Is House changing the rules on maps?
Dewhurst says yes, though some in Senate say deal is in the works

By Laylan Copelin
Published October 2nd 2003 in Austin American-Statesman

Even as Gov. Rick Perry tried to tamp down Republican infighting over congressional boundaries, Lt. Gov. David Dewhurst on Thursday likened negotiating with Speaker Tom Craddick and the House to bargaining with an Iranian cabdriver.

"At this late hour, I think we need to come together . . . and stop playing the Iranian cabdriver negotiations where you get what you want, then you start adding two or three other requests," Dewhurst said at a news conference.

The Senate leader's comments came after Perry urged both sides to cool their rhetoric and complete a deal on a new state map by Monday so the March 2 primaries won't be delayed.

Despite the escalation in Dewhurst's rhetoric, Senate sources reported a breakthrough in the negotiations and alerted reporters that a deal could be struck as early as today.

The Senate on Thursday offered the House two proposals. One keeps Travis County divided between U.S. Reps. Lloyd Doggett, D-Austin, and Lamar Smith, R-San Antonio. The other splits the county among three districts that would run to Mexico, San Antonio and toward Houston. The House's chief negotiator, Rep. Phil King, R-Weatherford, already has said he favors a statewide approach that would divide Travis County at least three ways. That approach also would make it easier to defeat the senior Democrat in Congress, Martin Frost of Arling- ton.

Negotiators from the House and Senate were expected to work overnight Thursday for the second night in a row.

Democrats control 17 of the state's 32 congressional districts under a 2001 court-drawn map. Republicans think they can win four or six additional seats with new boundaries.

Relations between the Senate and House have been strained all year even though Republicans control both chambers.

Since May, the Democrats distracted the Republicans from their own infighting by boycotting the Legislature twice over congressional redistricting. But with the Democrats back, the Republicans are focused only on one another.

Craddick has insisted on a congressional district for his hometown of Midland and is willing to delay the March 2 primaries if necessary.
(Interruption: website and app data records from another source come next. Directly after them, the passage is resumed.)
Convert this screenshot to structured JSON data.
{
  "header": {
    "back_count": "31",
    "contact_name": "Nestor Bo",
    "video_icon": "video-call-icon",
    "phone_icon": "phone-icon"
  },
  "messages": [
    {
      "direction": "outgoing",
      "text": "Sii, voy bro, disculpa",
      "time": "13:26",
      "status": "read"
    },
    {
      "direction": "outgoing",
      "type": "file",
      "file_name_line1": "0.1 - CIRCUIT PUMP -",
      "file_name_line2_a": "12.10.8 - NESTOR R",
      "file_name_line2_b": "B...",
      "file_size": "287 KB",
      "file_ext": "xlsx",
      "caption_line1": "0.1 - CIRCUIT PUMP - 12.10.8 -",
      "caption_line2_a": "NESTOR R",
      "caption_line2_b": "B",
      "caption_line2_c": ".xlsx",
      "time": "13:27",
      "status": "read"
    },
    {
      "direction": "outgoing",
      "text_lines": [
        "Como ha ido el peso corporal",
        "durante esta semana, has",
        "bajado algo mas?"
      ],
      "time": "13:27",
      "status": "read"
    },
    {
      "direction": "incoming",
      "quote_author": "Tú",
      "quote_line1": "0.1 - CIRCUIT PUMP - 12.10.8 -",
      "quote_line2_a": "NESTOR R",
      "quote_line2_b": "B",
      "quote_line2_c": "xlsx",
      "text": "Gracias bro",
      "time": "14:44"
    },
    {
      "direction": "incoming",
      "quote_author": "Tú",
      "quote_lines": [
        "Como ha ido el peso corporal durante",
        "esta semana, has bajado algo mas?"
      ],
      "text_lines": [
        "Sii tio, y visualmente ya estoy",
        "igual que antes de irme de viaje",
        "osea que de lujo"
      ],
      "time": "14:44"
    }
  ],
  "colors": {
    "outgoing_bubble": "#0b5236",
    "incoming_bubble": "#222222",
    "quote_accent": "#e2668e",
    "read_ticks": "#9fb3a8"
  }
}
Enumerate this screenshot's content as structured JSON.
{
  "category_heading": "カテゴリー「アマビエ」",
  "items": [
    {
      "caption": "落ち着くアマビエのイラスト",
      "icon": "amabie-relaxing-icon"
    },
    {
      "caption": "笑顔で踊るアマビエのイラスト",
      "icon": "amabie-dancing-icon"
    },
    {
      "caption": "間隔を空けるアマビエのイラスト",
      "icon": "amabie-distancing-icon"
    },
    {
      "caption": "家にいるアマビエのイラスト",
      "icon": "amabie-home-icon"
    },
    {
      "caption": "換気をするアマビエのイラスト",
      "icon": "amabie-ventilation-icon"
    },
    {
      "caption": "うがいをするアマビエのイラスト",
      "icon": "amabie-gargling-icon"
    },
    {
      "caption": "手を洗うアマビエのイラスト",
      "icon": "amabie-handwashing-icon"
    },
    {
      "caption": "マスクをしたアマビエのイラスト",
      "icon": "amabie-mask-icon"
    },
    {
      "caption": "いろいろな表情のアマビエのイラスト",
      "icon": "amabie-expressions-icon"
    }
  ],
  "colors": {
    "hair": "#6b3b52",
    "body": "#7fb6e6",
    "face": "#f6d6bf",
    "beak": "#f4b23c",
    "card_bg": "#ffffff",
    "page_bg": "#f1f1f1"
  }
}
He said his region has been unfairly represented ó often split between congressional districts ó for 40 years.

"I want a district in West Texas that represents the people I represent," Craddick said. "I'm here for my district."

Dewhurst said the Senate thought it had offered Craddick what he wanted, only to get more demands for other areas around the state.

"The current leadership of the House seems to have a style of negotiating in which they wait until the last minute, then try to pile on additional requests," Dewhurst said. "I'm not even sure they've begun nego- tiating."

Craddick denied that he has focused on Midland to the detriment of the rest of the state or that he is negotiating in bad faith. He said the House has offered several statewide maps with compromises: "They haven't been acceptable, or we haven't gotten an answer."

Dewhurst accused the House of refusing to schedule negotiations on legislation other than redistricting until Craddick gets his West Texas district, a charge Craddick's office denied.

The sniping among Republicans came as the Senate debated rules to prevent future senators from boycotting as 11 Democrats did when they stayed in Albuquerque, N.M., for 45 days this summer rather than vote on redistricting.

The Senate narrowly approved rules that would strip a senator of the privileges of seniority if he or she is absent for three days without an excuse. Office space, parking and rituals such as being governor of the day are based on seniority. The Senate, by a 16-to-12 vote, rejected a proposal to fine absent senators $1,000 a day.

The new rules, offered by Sen. Chris Harris, R-Arlington, would allow a lieutenant governor to ask the Texas Supreme Court for a court order ó a writ of mandamus ó to make a senator show up.

Debate at times was snippy between Democrats who had boycotted and Republicans who had tried to punish their missing colleagues. A couple of times, Dewhurst motioned Republican senators to restrain their comments as Democrats questioned the motives behind the rules.

When one of the boycotting senators, Judith Zaffirini of Laredo, pressed Harris about the effect of the court order, he said, "I have no answers for you, Zaffirini."